→ RECORDS SUPPLIED:
*** Begin section ***

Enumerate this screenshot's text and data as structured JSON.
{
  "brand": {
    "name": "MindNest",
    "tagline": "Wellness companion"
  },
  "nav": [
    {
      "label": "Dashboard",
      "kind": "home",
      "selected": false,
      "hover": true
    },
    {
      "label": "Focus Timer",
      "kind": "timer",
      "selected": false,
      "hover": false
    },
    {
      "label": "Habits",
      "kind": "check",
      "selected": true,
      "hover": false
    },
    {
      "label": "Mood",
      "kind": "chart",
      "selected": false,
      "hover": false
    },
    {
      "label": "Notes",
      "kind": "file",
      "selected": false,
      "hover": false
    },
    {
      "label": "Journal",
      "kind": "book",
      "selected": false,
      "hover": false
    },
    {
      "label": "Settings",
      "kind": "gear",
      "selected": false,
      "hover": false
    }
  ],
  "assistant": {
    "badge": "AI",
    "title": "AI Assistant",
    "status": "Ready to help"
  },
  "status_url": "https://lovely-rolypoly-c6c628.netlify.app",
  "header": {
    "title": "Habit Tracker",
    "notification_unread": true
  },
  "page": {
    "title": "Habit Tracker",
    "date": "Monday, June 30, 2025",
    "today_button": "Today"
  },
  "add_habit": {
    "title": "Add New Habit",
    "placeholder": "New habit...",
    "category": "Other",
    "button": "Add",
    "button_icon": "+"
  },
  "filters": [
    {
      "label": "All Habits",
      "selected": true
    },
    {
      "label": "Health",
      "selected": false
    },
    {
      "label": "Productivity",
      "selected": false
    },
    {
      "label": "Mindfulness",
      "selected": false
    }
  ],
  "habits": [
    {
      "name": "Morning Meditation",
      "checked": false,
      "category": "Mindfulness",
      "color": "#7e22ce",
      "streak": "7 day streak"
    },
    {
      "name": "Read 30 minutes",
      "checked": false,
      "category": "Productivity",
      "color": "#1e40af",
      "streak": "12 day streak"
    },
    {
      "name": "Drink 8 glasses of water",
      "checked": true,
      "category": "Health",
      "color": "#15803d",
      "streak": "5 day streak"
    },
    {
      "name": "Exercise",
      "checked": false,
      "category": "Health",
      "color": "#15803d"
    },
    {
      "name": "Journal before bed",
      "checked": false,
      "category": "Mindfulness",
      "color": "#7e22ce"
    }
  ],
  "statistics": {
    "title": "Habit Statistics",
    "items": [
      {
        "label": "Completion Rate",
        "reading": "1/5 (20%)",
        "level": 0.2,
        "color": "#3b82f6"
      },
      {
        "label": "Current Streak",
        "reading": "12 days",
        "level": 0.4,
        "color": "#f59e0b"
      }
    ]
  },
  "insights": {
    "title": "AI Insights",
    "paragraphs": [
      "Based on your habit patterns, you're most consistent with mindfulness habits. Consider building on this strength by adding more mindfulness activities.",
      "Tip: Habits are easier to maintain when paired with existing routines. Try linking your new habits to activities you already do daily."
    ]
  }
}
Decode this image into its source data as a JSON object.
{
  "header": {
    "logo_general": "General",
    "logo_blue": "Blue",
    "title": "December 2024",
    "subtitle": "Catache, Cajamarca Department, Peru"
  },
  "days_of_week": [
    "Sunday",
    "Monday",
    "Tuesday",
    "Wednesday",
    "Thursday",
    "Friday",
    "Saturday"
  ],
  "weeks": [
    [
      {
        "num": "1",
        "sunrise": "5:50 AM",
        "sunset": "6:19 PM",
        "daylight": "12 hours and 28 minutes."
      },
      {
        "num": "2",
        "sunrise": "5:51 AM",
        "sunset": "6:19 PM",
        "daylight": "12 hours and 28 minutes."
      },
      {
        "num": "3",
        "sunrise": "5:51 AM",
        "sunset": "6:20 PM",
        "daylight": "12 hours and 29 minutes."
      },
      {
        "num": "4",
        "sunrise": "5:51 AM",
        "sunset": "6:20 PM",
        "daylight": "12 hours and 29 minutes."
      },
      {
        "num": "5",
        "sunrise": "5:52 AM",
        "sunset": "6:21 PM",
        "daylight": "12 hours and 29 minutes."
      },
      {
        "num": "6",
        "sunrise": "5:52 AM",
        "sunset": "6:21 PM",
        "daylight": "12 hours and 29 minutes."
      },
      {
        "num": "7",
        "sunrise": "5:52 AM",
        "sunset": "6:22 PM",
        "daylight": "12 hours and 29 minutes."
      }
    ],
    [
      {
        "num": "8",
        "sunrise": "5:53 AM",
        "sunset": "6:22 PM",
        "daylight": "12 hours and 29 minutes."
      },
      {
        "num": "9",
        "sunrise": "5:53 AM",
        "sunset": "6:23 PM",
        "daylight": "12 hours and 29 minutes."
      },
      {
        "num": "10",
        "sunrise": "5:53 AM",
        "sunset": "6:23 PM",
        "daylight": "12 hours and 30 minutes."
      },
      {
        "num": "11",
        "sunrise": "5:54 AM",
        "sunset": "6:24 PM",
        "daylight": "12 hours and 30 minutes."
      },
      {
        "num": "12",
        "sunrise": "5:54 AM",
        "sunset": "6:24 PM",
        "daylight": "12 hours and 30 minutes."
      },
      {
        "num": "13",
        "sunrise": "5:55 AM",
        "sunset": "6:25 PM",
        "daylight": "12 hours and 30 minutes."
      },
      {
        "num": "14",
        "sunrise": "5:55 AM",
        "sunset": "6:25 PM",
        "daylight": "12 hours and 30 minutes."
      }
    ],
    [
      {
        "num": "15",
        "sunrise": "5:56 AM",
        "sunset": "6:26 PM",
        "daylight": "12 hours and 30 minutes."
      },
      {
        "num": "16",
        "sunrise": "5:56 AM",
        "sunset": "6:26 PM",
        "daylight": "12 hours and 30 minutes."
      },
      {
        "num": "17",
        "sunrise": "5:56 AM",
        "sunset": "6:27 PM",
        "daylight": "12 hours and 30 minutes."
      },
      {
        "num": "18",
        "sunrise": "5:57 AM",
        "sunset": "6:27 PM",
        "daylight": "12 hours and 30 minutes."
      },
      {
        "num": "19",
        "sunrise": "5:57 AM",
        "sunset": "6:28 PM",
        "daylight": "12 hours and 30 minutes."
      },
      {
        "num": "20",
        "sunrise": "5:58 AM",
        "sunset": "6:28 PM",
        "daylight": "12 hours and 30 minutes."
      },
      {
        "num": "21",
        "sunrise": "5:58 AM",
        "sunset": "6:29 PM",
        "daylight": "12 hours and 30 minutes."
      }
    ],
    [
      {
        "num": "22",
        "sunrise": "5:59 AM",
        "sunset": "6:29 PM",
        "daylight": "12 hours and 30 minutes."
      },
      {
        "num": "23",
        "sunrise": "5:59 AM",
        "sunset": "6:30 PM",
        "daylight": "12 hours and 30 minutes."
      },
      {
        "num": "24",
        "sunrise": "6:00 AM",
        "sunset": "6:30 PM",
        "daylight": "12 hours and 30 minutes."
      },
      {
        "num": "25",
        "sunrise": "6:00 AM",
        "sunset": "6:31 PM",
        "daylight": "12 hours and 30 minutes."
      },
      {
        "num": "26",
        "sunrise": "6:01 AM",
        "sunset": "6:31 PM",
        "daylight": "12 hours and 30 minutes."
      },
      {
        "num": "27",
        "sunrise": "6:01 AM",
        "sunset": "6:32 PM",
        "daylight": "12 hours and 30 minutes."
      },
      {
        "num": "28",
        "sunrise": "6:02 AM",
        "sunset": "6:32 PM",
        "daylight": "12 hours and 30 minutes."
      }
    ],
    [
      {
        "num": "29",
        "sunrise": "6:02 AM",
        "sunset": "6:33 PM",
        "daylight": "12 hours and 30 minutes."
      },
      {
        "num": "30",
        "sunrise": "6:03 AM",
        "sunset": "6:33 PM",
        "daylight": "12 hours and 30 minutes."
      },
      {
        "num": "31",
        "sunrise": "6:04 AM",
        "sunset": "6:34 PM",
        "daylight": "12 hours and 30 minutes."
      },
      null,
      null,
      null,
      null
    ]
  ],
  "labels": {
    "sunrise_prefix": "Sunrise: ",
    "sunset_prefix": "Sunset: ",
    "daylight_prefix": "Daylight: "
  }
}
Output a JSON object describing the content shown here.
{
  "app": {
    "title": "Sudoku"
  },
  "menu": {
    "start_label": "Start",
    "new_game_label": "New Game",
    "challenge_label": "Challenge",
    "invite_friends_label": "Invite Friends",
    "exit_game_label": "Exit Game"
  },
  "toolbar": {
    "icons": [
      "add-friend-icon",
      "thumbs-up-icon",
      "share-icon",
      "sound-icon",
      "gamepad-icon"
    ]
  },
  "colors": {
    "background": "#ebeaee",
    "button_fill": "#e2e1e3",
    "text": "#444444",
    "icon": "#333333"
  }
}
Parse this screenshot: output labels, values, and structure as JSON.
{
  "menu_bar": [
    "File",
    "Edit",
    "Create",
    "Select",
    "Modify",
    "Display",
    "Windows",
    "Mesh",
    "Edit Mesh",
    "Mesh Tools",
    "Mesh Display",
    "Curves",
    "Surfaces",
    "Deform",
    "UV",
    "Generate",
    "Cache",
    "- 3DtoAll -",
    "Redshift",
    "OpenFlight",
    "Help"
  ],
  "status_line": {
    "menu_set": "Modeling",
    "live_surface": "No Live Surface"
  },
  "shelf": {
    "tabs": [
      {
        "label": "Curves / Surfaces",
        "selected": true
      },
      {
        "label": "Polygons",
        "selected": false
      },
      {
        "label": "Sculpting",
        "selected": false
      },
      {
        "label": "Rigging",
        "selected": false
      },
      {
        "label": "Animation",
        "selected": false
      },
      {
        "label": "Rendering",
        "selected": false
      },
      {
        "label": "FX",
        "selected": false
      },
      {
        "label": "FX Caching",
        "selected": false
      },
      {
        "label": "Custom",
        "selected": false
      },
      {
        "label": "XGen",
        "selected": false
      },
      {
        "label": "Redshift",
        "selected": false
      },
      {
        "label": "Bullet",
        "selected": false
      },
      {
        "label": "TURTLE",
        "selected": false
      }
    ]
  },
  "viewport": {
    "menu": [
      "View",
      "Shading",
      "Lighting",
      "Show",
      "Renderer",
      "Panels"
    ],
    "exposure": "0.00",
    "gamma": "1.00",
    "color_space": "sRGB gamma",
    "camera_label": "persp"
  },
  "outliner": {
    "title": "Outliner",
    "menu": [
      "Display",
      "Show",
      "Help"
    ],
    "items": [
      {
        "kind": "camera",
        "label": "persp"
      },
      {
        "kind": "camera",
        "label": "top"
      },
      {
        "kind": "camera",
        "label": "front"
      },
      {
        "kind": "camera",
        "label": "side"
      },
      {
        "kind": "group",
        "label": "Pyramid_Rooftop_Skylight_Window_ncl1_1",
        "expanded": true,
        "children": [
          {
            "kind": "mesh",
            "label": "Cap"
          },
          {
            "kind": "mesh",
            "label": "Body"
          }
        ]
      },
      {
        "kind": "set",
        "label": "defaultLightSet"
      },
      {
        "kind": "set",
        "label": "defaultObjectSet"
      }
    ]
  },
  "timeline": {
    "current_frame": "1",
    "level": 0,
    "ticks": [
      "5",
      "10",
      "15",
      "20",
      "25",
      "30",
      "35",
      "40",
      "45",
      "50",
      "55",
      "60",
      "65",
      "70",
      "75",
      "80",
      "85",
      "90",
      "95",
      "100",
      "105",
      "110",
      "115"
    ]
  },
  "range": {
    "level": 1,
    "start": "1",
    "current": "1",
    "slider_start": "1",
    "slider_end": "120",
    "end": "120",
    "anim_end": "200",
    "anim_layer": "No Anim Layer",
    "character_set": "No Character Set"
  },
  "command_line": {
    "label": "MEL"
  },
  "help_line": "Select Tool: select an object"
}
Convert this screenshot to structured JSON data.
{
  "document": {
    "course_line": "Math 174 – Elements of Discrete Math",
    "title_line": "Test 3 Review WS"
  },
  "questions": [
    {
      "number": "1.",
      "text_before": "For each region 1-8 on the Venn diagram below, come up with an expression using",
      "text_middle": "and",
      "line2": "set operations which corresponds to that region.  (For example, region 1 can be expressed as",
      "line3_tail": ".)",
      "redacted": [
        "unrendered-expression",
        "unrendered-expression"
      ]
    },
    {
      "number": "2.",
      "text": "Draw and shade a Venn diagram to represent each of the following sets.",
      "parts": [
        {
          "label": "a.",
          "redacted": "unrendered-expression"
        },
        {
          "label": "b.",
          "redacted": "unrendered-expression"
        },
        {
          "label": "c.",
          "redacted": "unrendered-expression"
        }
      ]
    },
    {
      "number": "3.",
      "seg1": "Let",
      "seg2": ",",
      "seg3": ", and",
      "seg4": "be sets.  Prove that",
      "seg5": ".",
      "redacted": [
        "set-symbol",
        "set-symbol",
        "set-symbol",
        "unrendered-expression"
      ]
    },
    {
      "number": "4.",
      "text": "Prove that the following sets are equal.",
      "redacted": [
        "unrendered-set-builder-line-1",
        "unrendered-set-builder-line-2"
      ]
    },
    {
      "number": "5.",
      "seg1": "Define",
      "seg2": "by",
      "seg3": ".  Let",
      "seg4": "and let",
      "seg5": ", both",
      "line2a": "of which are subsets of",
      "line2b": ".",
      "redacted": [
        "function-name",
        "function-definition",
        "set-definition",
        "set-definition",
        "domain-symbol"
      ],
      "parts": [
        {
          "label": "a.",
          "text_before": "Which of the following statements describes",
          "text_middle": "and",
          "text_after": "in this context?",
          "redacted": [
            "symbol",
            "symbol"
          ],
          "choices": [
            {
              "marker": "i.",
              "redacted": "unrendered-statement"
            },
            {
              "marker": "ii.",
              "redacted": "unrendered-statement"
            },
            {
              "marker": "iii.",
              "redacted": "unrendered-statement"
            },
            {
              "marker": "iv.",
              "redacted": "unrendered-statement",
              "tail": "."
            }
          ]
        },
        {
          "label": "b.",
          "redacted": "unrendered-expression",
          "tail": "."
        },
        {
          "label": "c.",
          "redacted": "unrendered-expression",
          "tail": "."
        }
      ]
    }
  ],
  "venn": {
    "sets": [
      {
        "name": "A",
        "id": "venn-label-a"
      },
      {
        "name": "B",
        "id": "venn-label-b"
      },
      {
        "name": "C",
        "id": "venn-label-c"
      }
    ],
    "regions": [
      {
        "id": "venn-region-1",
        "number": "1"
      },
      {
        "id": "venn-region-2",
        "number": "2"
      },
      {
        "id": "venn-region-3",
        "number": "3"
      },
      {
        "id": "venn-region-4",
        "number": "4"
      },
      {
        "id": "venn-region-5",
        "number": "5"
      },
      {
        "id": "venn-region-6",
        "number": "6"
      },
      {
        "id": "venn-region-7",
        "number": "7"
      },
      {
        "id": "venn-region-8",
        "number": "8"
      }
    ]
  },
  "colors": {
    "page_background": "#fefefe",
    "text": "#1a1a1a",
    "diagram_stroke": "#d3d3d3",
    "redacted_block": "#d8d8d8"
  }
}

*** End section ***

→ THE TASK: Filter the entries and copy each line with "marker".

→ COMPLETED TASK:
              "marker": "i.",
              "marker": "ii.",
              "marker": "iii.",
              "marker": "iv.",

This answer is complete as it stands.